→ YOUR ASSIGNMENT
The response should be the data again, identical in every line.

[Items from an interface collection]
★ ★ ★ ★ ★

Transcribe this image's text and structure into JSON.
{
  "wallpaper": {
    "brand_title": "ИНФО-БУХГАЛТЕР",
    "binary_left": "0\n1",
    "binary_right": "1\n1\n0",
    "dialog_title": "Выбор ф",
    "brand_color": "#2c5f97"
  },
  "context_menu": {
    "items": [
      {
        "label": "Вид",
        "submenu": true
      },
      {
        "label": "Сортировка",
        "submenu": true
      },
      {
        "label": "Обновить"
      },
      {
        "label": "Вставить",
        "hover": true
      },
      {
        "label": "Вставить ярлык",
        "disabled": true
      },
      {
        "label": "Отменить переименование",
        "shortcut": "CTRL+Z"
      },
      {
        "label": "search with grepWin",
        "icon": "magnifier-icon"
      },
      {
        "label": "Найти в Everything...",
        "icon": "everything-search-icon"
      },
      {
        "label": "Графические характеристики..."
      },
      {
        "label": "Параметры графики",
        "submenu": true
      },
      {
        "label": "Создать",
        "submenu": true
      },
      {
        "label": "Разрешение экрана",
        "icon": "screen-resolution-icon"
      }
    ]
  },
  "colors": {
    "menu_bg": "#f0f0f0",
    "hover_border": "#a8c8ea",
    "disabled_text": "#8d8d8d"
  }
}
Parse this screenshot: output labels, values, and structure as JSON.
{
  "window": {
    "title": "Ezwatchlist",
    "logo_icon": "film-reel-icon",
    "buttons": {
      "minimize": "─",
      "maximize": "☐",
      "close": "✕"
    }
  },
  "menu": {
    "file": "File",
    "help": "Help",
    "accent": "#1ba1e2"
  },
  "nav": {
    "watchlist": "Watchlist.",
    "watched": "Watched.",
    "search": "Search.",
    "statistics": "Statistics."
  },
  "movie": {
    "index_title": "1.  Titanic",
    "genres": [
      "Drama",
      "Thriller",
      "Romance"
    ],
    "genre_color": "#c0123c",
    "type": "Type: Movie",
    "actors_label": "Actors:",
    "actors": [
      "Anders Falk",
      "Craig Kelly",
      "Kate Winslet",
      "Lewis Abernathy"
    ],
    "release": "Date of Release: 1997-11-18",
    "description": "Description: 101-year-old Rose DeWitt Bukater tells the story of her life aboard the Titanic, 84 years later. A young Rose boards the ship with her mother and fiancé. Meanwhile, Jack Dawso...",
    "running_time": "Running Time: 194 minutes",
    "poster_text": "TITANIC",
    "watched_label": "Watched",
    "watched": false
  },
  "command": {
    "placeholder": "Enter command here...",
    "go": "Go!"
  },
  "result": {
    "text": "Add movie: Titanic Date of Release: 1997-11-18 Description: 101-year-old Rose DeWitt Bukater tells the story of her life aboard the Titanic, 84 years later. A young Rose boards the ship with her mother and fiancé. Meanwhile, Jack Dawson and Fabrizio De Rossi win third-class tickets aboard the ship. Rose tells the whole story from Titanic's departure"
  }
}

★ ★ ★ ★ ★

→ SOLUTION FOR THIS EXERCISE
Transcribe this image's text and structure into JSON.
{
  "wallpaper": {
    "brand_title": "ИНФО-БУХГАЛТЕР",
    "binary_left": "0\n1",
    "binary_right": "1\n1\n0",
    "dialog_title": "Выбор ф",
    "brand_color": "#2c5f97"
  },
  "context_menu": {
    "items": [
      {
        "label": "Вид",
        "submenu": true
      },
      {
        "label": "Сортировка",
        "submenu": true
      },
      {
        "label": "Обновить"
      },
      {
        "label": "Вставить",
        "hover": true
      },
      {
        "label": "Вставить ярлык",
        "disabled": true
      },
      {
        "label": "Отменить переименование",
        "shortcut": "CTRL+Z"
      },
      {
        "label": "search with grepWin",
        "icon": "magnifier-icon"
      },
      {
        "label": "Найти в Everything...",
        "icon": "everything-search-icon"
      },
      {
        "label": "Графические характеристики..."
      },
      {
        "label": "Параметры графики",
        "submenu": true
      },
      {
        "label": "Создать",
        "submenu": true
      },
      {
        "label": "Разрешение экрана",
        "icon": "screen-resolution-icon"
      }
    ]
  },
  "colors": {
    "menu_bg": "#f0f0f0",
    "hover_border": "#a8c8ea",
    "disabled_text": "#8d8d8d"
  }
}
Parse this screenshot: output labels, values, and structure as JSON.
{
  "window": {
    "title": "Ezwatchlist",
    "logo_icon": "film-reel-icon",
    "buttons": {
      "minimize": "─",
      "maximize": "☐",
      "close": "✕"
    }
  },
  "menu": {
    "file": "File",
    "help": "Help",
    "accent": "#1ba1e2"
  },
  "nav": {
    "watchlist": "Watchlist.",
    "watched": "Watched.",
    "search": "Search.",
    "statistics": "Statistics."
  },
  "movie": {
    "index_title": "1.  Titanic",
    "genres": [
      "Drama",
      "Thriller",
      "Romance"
    ],
    "genre_color": "#c0123c",
    "type": "Type: Movie",
    "actors_label": "Actors:",
    "actors": [
      "Anders Falk",
      "Craig Kelly",
      "Kate Winslet",
      "Lewis Abernathy"
    ],
    "release": "Date of Release: 1997-11-18",
    "description": "Description: 101-year-old Rose DeWitt Bukater tells the story of her life aboard the Titanic, 84 years later. A young Rose boards the ship with her mother and fiancé. Meanwhile, Jack Dawso...",
    "running_time": "Running Time: 194 minutes",
    "poster_text": "TITANIC",
    "watched_label": "Watched",
    "watched": false
  },
  "command": {
    "placeholder": "Enter command here...",
    "go": "Go!"
  },
  "result": {
    "text": "Add movie: Titanic Date of Release: 1997-11-18 Description: 101-year-old Rose DeWitt Bukater tells the story of her life aboard the Titanic, 84 years later. A young Rose boards the ship with her mother and fiancé. Meanwhile, Jack Dawson and Fabrizio De Rossi win third-class tickets aboard the ship. Rose tells the whole story from Titanic's departure"
  }
}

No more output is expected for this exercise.